[Part of a series in which I muse about life at camp.]
In 3 hours (180 minutes / 10,800 seconds) masses of middle-schoolers will descend upon this place. And what a magnificent descent it will be. Loud. Energetic. Excited. Boisterous. Caffeinated. Frenetic, some might say.
Glorious, we would say. Because with those masses of middle-schoolers will come life as only middle-schoolers can live it.
And in this place here, those masses of identity-formational stage of life middle-schoolers will (by the grace of God) encounter life as only Jesus can give it.
It is quiet right now. Beautifully, soothingly, breathtakingly quiet – not because all is at rest, but rather because all are at work. A Sabbath kind of work. A worshipping kind of work. A restoring kind of work. The kind of work that is absolutely necessary in order for life on earth to meet life in Christ.
It is quiet here – even in the octaball court. (Which is both miraculous and creepy.) But soon – (wonderfully, excitingly soon) the still silence will be beautifully shattered in a way that only happens at camp.
Be still, my soul – in peace, in thanks, in adoration – and in preparation for the earth-shattering explosion that even now is barreling down the highway in this direction. We await in expectant joy!
The miracle that is summer camp defies description on so many levels, even before summer camp has begun.
In 24 hours, 300+ middle-schoolers will descend on a little plot of sacred space in the mitten known as Michigan. So in fact the miracle we await will be twofold as miraculous summer camp collides with miraculous middle-school and creates a breathtaking explosion of awesomeness.
The excitement and anticipation and energy and total stupendousness of what’s to come is almost too overwhelming.
But not quite – because there is work to do. The miracle that is summer camp, you see, does not happen on its own. Not even close.
So today – 36 hours before campers arrive and the collision begins, and 8 hours before the full staff arrives – a small group of people started to work. Hard. Even though the work doesn’t officially start yet. Because that’s how things happen at camp.

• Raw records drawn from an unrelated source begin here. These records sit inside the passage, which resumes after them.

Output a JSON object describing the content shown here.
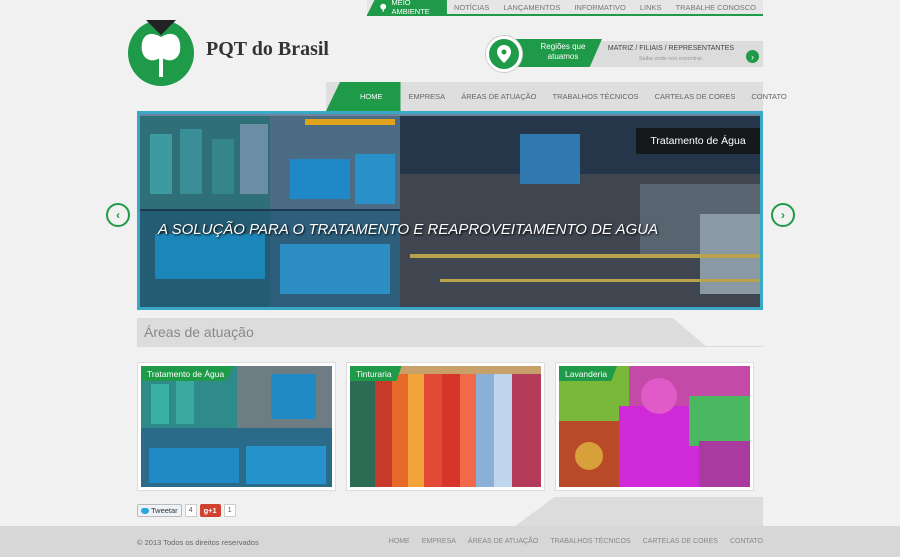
{
  "top_bar": {
    "env_label": "MEIO AMBIENTE",
    "links": [
      "NOTÍCIAS",
      "LANÇAMENTOS",
      "INFORMATIVO",
      "LINKS",
      "TRABALHE CONOSCO"
    ]
  },
  "brand": {
    "name": "PQT do Brasil"
  },
  "region": {
    "label": "Regiões que atuamos",
    "title": "MATRIZ / FILIAIS / REPRESENTANTES",
    "subtitle": "Saiba onde nos encontrar."
  },
  "nav": {
    "items": [
      "HOME",
      "EMPRESA",
      "ÁREAS DE ATUAÇÃO",
      "TRABALHOS TÉCNICOS",
      "CARTELAS DE CORES",
      "CONTATO"
    ]
  },
  "slider": {
    "caption": "Tratamento de Água",
    "headline": "A SOLUÇÃO PARA O TRATAMENTO E REAPROVEITAMENTO DE AGUA"
  },
  "section": {
    "title": "Áreas de atuação"
  },
  "cards": [
    {
      "label": "Tratamento de Água"
    },
    {
      "label": "Tinturaria"
    },
    {
      "label": "Lavanderia"
    }
  ],
  "social": {
    "tweet_label": "Tweetar",
    "tweet_count": "4",
    "gplus_label": "g+1",
    "gplus_count": "1"
  },
  "footer": {
    "copyright": "© 2013 Todos os direitos reservados",
    "links": [
      "HOME",
      "EMPRESA",
      "ÁREAS DE ATUAÇÃO",
      "TRABALHOS TÉCNICOS",
      "CARTELAS DE CORES",
      "CONTATO"
    ]
  },
  "colors": {
    "accent": "#1f9a48",
    "slider_border": "#3aa7c7"
  }
}
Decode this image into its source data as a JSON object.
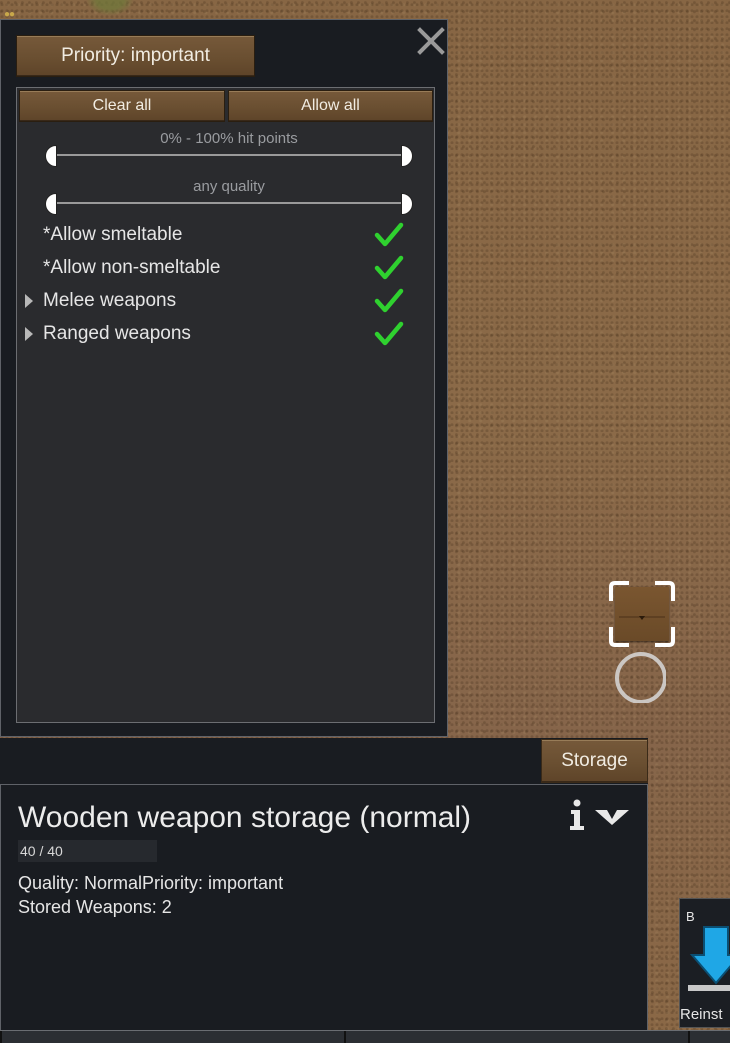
{
  "filter_panel": {
    "priority_label": "Priority: important",
    "clear_all_label": "Clear all",
    "allow_all_label": "Allow all",
    "hitpoints_slider_label": "0% - 100% hit points",
    "quality_slider_label": "any quality",
    "rows": [
      {
        "label": "*Allow smeltable",
        "checked": true,
        "expandable": false
      },
      {
        "label": "*Allow non-smeltable",
        "checked": true,
        "expandable": false
      },
      {
        "label": "Melee weapons",
        "checked": true,
        "expandable": true
      },
      {
        "label": "Ranged weapons",
        "checked": true,
        "expandable": true
      }
    ],
    "check_color": "#2fd12f"
  },
  "inspect": {
    "tab_label": "Storage",
    "title": "Wooden weapon storage (normal)",
    "hitpoints": "40 / 40",
    "quality_line": "Quality: NormalPriority: important",
    "stored_line": "Stored Weapons: 2"
  },
  "gizmo": {
    "hotkey": "B",
    "label": "Reinst"
  },
  "icons": [
    "close-icon",
    "info-icon",
    "collapse-icon",
    "checkmark-icon",
    "expand-arrow-icon",
    "reinstall-icon"
  ]
}
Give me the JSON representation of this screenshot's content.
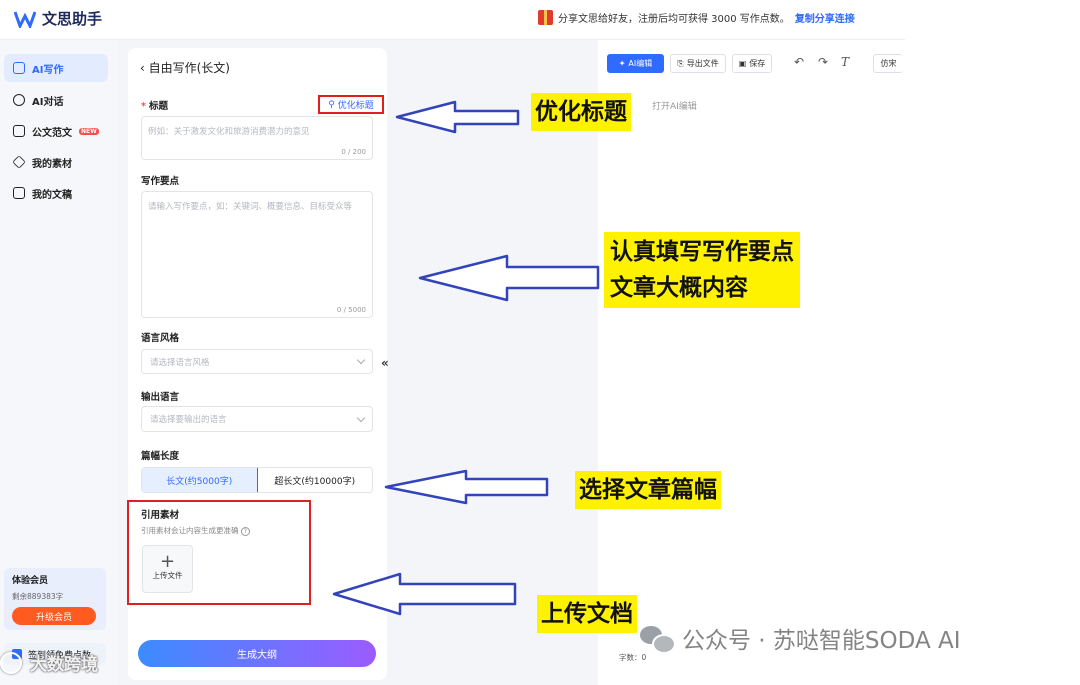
{
  "app": {
    "title": "文思助手"
  },
  "share": {
    "text": "分享文思给好友，注册后均可获得 3000 写作点数。",
    "link": "复制分享连接"
  },
  "sidebar": {
    "items": [
      {
        "label": "AI写作",
        "icon": "pen-doc-icon"
      },
      {
        "label": "AI对话",
        "icon": "chat-bubble-icon"
      },
      {
        "label": "公文范文",
        "icon": "template-icon",
        "badge": "NEW"
      },
      {
        "label": "我的素材",
        "icon": "layers-icon"
      },
      {
        "label": "我的文稿",
        "icon": "document-icon"
      }
    ],
    "member": {
      "title": "体验会员",
      "remaining": "剩余889383字",
      "upgrade": "升级会员"
    },
    "sign_in": "签到领免费点数"
  },
  "form": {
    "back_title": "自由写作(长文)",
    "title_label": "标题",
    "optimize_button": "优化标题",
    "title_placeholder": "例如：关于激发文化和旅游消费潜力的意见",
    "title_count": "0 / 200",
    "points_label": "写作要点",
    "points_placeholder": "请输入写作要点，如：关键词、概要信息、目标受众等",
    "points_count": "0 / 5000",
    "style_label": "语言风格",
    "style_placeholder": "请选择语言风格",
    "output_label": "输出语言",
    "output_placeholder": "请选择要输出的语言",
    "length_label": "篇幅长度",
    "length_options": [
      "长文(约5000字)",
      "超长文(约10000字)"
    ],
    "ref_label": "引用素材",
    "ref_hint": "引用素材会让内容生成更准确",
    "upload_label": "上传文件",
    "generate_button": "生成大纲"
  },
  "editor": {
    "ai_edit": "AI编辑",
    "export": "导出文件",
    "save": "保存",
    "font": "仿宋",
    "hint": "打开AI编辑",
    "word_count": "字数：0"
  },
  "annotations": {
    "optimize_title": "优化标题",
    "fill_points_1": "认真填写写作要点",
    "fill_points_2": "文章大概内容",
    "choose_length": "选择文章篇幅",
    "upload_doc": "上传文档"
  },
  "watermarks": {
    "right": "公众号 · 苏哒智能SODA AI",
    "left": "大数跨境"
  },
  "colors": {
    "accent": "#2f6bff",
    "highlight": "#fff200",
    "red_box": "#e02020",
    "arrow": "#3344bb"
  }
}
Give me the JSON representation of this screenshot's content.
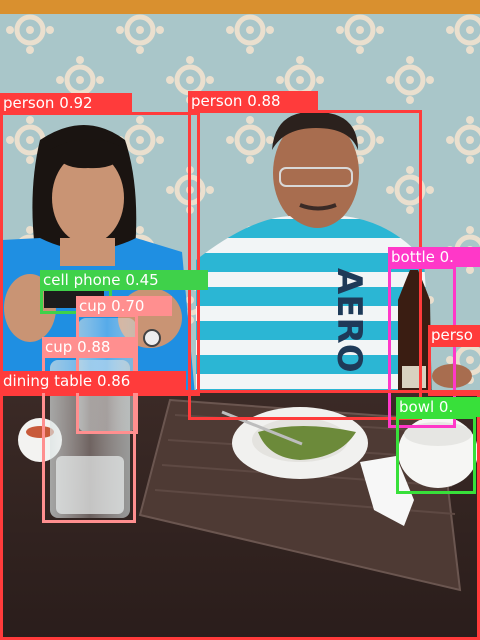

People step in. People step up. People step out, marching to the sacramental beat of an incarnated Savior who fully embodied and faithfully modeled humble service and grace and joy and love.
Welcome to camp, Day 0. We look ahead. We anticipate We catch our breath in sweet expectation.
And we work. Because without work – sweet, sacred, blessed work – the miracle that is summer camp cannot happen.